WORK TO BE COMPLETED
Lines with the word "icon" in them must be copied from the records below.

GIVEN INFORMATION

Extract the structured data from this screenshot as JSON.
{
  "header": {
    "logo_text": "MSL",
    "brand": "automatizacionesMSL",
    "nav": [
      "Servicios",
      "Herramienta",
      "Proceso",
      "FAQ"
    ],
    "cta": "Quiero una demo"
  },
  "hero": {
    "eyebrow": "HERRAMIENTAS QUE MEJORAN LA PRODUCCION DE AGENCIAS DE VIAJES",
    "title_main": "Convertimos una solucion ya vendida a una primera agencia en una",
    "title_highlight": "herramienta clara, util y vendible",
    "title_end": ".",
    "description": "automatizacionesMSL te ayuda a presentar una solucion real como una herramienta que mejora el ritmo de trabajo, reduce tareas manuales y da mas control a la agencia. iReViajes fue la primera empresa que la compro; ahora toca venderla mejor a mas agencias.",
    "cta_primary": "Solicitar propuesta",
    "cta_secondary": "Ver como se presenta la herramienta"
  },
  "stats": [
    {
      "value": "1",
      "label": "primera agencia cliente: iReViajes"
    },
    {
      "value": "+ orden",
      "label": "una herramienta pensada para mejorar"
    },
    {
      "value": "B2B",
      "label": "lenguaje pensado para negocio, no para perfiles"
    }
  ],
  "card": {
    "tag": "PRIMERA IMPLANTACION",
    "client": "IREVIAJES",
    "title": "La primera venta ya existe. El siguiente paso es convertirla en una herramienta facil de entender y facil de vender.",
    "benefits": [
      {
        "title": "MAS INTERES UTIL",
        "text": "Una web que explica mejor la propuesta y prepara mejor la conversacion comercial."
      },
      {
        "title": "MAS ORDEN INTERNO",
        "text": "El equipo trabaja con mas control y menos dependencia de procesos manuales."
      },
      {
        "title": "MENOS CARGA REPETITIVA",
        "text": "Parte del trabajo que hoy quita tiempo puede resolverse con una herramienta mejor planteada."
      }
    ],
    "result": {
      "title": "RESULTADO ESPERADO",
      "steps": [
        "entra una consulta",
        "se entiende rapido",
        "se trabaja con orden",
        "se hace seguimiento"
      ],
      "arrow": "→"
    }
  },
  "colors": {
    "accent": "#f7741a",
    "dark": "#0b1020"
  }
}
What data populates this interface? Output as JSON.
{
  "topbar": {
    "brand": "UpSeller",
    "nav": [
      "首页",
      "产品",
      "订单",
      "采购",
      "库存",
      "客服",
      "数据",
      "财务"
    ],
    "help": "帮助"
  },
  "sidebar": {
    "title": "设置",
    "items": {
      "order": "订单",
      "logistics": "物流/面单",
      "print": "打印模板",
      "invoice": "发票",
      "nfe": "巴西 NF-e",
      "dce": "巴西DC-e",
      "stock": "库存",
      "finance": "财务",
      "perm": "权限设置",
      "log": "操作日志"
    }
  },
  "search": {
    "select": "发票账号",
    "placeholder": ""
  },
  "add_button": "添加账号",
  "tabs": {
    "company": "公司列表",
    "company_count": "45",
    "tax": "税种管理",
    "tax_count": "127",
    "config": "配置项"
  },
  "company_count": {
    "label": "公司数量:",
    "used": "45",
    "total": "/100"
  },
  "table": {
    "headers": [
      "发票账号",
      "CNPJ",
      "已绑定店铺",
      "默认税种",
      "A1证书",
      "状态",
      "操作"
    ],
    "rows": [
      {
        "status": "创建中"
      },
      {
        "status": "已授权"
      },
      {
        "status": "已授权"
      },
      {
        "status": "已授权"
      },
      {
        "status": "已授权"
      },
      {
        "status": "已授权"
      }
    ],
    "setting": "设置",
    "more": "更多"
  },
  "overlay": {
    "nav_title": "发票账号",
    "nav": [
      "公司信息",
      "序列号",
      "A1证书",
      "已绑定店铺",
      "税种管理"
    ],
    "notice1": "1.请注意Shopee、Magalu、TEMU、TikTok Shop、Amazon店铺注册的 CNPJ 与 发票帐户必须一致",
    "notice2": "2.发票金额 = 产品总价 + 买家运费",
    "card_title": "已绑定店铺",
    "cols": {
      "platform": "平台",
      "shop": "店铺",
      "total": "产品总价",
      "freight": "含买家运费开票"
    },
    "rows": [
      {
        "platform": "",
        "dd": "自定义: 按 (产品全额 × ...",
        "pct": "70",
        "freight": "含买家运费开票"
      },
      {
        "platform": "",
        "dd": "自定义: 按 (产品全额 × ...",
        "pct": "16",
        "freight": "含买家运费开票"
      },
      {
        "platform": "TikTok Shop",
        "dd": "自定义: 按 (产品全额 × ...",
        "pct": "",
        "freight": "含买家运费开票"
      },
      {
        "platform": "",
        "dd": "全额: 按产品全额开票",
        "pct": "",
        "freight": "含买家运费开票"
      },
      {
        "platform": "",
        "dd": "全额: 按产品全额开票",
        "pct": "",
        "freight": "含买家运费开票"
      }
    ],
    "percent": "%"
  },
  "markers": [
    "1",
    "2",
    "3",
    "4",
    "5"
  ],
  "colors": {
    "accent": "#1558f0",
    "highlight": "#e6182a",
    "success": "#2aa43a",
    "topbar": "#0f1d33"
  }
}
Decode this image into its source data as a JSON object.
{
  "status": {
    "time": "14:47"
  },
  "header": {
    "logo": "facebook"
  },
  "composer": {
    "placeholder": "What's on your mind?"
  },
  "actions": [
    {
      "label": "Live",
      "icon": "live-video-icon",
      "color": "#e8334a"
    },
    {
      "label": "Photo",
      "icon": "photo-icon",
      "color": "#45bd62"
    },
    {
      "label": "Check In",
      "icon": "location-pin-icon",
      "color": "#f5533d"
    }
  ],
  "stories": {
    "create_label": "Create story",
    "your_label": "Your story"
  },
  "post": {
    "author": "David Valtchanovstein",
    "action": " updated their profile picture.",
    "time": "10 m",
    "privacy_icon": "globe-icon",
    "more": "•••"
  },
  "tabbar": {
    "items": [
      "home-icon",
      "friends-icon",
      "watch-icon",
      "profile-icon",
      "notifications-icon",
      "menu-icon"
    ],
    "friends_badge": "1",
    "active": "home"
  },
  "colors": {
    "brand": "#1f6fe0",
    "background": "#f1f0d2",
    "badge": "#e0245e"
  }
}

ANSWER TO THIS TASK
      "icon": "live-video-icon",
      "icon": "photo-icon",
      "icon": "location-pin-icon",
    "privacy_icon": "globe-icon",
      "home-icon",
      "friends-icon",
      "watch-icon",
      "profile-icon",
      "notifications-icon",
      "menu-icon"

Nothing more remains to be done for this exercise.